County codifies 911 addressing

Emergency responders turned out in force for the Oct. 25 Sussex County Council meeting, voicing strong support for an ordinance that will require county residents to post their new 911 addresses within the next year and a half.

Council members voted unanimously to approve the ordinance, albeit with a minor change or two. As originally written, the ordinance would have required house numbers be at least 4 inches tall. (Businesses will need to post larger numbers, at least 10 inches in height, although that will vary depending on the size of the building and how far the buildings are from the road.)

However, Council Member Dale Dukes suggested that might be excessive if homeowners planned to post the numbers on a mailbox.

Council Member Vance Phillips introduced an amendment to permit slightly smaller numbers, 3 inches in height on mailboxes, and only in residential districts.

Anywhere else, the county would require property owners post the larger numbers. In all cases, they would have to be made of reflective material, and posted where clearly visible.

The amendment passed 3-2, over opposition from Council Members Lynn Rogers and George Cole.

Dukes also suggested the fines for noncompliance were excessive. After the 18-month grace period (the clock started ticking on Oct. 25), if people still hadn’t posted the new numbers they’d receive a certified warning letter and then a $50 fine.

No arguments there — but if they still didn’t post the new 911 addressing, they’d receive another certified letter and another 30 days to comply. After that, the county would impose a $100 fine every day they remained noncompliant.

Dukes suggested a $25-a-day fine would be enough of a deterrent, but the proposed amendment failed 3-2, lacking support from Rogers, Cole or Council President Finley Jones.

Bob Stewart, director at the Sussex County Emergency Operations Center (EOC) commended county Mapping and Addressing Director Matthew Laick for his effectiveness in pushing the project through to completion, and state 911 Administrator Terry Whitham echoed that sentiment.

He called it long overdue, and relayed the frustration 911 dispatchers faced when they could hear someone screaming on the other end of the line, but had no way to locate them. “This will give us a way to map, pinpoint and locate folks,” Whitham said.

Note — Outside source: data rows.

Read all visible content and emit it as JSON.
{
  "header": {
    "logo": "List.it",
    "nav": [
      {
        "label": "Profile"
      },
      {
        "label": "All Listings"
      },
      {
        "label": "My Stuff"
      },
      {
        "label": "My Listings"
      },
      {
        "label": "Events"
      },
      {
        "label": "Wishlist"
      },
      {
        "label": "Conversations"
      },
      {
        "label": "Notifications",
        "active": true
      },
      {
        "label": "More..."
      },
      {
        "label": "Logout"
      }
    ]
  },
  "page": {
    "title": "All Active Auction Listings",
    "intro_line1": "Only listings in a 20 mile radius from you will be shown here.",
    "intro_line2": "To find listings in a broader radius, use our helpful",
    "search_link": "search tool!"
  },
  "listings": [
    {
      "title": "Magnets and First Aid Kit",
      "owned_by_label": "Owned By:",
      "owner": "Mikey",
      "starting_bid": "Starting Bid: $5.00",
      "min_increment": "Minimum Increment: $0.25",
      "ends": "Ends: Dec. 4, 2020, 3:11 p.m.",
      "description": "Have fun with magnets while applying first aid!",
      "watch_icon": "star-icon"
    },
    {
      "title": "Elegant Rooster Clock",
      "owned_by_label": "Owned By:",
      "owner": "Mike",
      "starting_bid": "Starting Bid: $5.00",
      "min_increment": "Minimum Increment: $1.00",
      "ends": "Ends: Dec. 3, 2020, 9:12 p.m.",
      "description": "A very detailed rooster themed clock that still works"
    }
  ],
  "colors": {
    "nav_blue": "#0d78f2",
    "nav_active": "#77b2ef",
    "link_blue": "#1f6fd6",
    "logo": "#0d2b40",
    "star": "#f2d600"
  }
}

Roxana Fire Chief Jeff Lynch cast an “aye” vote on behalf of the Sussex County Chiefs’ Association. Rich Toulson represented the Sussex County Volunteer Firemen’s Association and Daniel Magee offered support on behalf of the Delaware State Fire Commission.

Dukes asked Magee how far along they were in tying addresses and phone numbers to Global Positioning System (GPS) locators.

Magee said they were currently working on a system to locate people from their cell phones, which are increasingly replacing hardwired phone lines.

Again, the new 911 addressing doesn’t go into effect for 18 months, but even if residents didn’t plan to change over until then, Laick reminded everyone how important it was to coordinate either new — or current — addresses with phone numbers.

Laick said Mapping and Addressing was hoping for at least some updated information, until people posted their new addresses. The county sent out response forms to people who’d received the new 911 addressing, but had seen only a 20 percent response.

The response could be better, but some people might be calling their phone companies directly, Laick said.

County residents in existing subdivisions might not actually receive new addresses, if the system their neighborhood already has in place conforms to accepted standards, he pointed out. They’ll still need to go with the other standards (3 inches in mailboxes, 4 inches anywhere else, visible from the street, reflective) eventually.

Town residents will not be affected by the ordinance, unless individual town governments approach the county and request 911 addressing, Laick added.

In other business, council received a recap on this year’s Senior League Softball World Series, held in Roxana. Martin Donovan, district administrator for Little League Delaware District 3, called it a huge success, despite the high heat. He thanked the Roxana Volunteer Fire Company for bringing out a cooling unit after the heat index topped 100 degrees and Phillips for supplying the watermelons for the welcoming party.

Donovan said between 12,000 and 15,000 people attended the World Series this year.

Council accepted a $4,000 check from First State Manufactured Housing’s Ruth Briggs King and Andy Strine, part of a continuing partnership to demolish and remove dilapidated manufactured homes around the county. The Oct. 25 check brought the organization’s share in the program to $20,000.

Going the other way, council presented a check for $19,000 to Sussex County Habitat for Humanity, for infrastructure at what will be a 19-unit subdivision in Seaford, and $2,000 to the Veterans of Foreign Wars (VFW) Department of Delaware, for Operation UpLink.

UpLink purchases phone cards for military personnel, either on duty overseas or laid up in Veterans Hospitals.